> PROVIDED RECORDS
============

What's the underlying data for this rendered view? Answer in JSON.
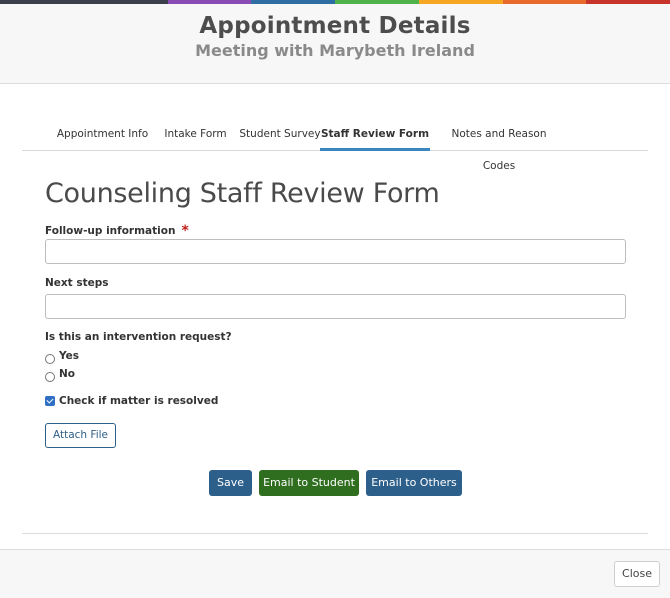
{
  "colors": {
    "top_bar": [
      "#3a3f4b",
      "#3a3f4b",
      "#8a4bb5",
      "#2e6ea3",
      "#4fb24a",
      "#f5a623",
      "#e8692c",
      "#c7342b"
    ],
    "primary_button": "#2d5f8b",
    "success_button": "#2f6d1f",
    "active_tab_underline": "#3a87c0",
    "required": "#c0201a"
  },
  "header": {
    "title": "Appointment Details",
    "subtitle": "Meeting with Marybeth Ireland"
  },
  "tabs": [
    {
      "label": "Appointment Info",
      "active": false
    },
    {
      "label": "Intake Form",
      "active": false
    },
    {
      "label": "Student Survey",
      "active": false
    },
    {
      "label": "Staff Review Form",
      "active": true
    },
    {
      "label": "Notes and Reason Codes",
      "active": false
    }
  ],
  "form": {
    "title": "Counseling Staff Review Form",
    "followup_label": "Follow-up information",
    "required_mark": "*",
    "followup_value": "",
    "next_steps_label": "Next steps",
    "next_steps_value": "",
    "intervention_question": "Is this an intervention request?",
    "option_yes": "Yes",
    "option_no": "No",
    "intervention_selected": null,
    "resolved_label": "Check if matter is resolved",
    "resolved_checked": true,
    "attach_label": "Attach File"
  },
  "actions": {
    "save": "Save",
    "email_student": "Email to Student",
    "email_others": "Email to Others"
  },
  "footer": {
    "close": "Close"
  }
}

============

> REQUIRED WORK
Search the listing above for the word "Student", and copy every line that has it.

> EXERCISE RESPONSE
      "label": "Student Survey",
    "email_student": "Email to Student",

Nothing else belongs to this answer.